That’s all for now, Happy June!
It’s been building for some time now. Everywhere you look there are succulents on display. Just yesterday I noticed a beautiful display at the hardware store and came home to find a furniture catalog in the mail – just about every display photo featured succulents! These lovely plants may just be taking over, we need to excercise caution! Just kidding, but you could use them everywhere as they are quite beautiful. Succulents are easy to care for and mix well with all decors.
If your not sure what succulents are here is a brief description:
Succulent plants, such as Aloe, store water in their fleshy leaves. In botany, succulent plants, also known as succulents or sometimes fat plants, are plants that have some parts that are more than normally thickened and fleshy, usually to retain water in arid climates or soil conditions.
Succulent plant – Wikipedia
I love to use them as a centerpiece:
As unexpected display in a dark corner:
Or just about anywhere:
Or all alone:
If you are missing out on this great trend, don’t worry, you can pick up some of these beauties anywhere, even the hardware store!
There are many designers I admire. Originally, I was going to blog about my top ten favorites, however, that seemed a bit long. So after giving it a lot of thought, I decided to narrow it to my top three:
#1. Ilse Crawford
Ilse Crawford is known for an emotional approach to design which engages all the senses. Her interiors always have a collected look of well loved objects. She believes “Interior Design is a tool to enhance our humanity, and acts as a frame for life”. Crawford embraces good design for all people; she has designed for IKEA as well as high end hotels.
#2. Victoria Hagen
Victoria Hagen is able to create interiors that are classic with a modern sensibility. I first started following her (the old fashioned way, through print) in the early 90s when I was a design student. Hagen was featured in a design magazine for designing a Nantucket summer home. A simple and inviting interior, I have been a fan ever since. Hagen believes “Design is about using your imagination to create special environments to live in and enjoy”. A fairly basic Idea that gets to the true goal of good design.
#3. Billy Baldwin
Billy Baldwin (not the actor) is known for streamlined modernism mixed with classic design. His famous quote (which I use often) “Be faithful to your own taste because nothing you really like is out of style”. Baldwin designed the “Slipper Chair” in 1930. Were would civilization be without the armless slipper chair?
What I love most about all of these interiors is their timeless quality. Any of these photos could have been taken yesterday or many years ago. Each of thes designers have published many books. Treat yourself and pick up one or all!
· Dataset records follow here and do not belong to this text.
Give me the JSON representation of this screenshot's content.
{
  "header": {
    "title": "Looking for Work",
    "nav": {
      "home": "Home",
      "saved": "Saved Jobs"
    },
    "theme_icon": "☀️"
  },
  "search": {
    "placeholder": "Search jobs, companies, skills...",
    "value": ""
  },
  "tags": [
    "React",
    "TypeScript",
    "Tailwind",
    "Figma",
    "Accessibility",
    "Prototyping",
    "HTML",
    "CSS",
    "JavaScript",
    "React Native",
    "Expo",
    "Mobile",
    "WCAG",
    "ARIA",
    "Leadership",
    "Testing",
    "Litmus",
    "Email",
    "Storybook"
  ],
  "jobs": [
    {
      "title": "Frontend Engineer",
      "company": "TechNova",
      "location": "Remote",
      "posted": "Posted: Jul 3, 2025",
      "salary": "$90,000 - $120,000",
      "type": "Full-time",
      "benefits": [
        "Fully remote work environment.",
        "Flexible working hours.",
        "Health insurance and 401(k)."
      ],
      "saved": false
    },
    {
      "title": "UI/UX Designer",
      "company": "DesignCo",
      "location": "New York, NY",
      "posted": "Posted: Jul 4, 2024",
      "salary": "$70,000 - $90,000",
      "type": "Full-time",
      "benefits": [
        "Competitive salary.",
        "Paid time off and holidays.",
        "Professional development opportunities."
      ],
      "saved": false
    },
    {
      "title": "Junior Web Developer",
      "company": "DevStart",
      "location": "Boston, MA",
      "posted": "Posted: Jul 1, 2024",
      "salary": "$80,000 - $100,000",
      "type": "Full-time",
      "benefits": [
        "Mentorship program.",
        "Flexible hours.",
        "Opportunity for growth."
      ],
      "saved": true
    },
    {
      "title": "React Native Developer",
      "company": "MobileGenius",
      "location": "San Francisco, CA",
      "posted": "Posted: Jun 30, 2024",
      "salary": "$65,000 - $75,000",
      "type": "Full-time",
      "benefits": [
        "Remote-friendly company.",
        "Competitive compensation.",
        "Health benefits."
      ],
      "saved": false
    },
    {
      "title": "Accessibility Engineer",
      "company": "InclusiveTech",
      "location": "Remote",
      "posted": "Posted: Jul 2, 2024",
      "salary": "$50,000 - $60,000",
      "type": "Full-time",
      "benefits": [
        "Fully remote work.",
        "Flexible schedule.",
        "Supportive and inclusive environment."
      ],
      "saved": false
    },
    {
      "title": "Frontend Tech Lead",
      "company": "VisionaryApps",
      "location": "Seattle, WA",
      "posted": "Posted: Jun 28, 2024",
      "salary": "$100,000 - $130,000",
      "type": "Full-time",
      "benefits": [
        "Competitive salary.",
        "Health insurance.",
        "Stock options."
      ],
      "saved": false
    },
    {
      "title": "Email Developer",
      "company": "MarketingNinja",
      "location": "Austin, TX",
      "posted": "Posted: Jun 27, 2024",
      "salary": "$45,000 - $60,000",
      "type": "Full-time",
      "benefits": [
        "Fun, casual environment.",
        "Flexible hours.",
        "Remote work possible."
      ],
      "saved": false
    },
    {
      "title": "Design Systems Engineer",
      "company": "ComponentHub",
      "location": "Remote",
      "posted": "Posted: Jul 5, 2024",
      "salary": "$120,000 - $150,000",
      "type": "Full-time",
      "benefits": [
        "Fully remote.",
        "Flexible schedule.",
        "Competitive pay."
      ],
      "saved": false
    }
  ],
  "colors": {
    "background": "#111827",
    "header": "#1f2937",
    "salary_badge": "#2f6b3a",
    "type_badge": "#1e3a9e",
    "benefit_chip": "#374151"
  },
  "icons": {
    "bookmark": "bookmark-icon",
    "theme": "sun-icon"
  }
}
Ok, truth be told, I appreciate both. Last year, I read and blogged about The More of Less, a great book by Joshua Becker about the joys of Minimalism. It really inspired me! Recently I watched a great documentary, Minimalism: A Documentary About the Important Things, which I highly recommend! It runs just a little over an hour, you can find it on Netflix. As a result of this documentary, I am editing yet again; it must be a Spring thing!
However, anyone who knows me would probably not think “Minimalist”. I always tell my friends minimalism means different things to different people. Some people might think 6 pairs of shoes is excessive, some may think 6 is the bare minimum. It’s all a matter of perspective.
Yet, Maximalism in design is on the rise! Interiors are definitely becoming more layered and colorful. Maximalism’s motto is “more is more”. I am ok with this idea, but just remember there is a big difference between maximalism and clutter! Be careful! A successful Maximalist room is well planned, with special attention to mixing patterns , colors, and styles.
Here are some of my favorite minimalist and maximalist rooms:
How would you describe your decorating, more minimalist or maximalist? I would love to know!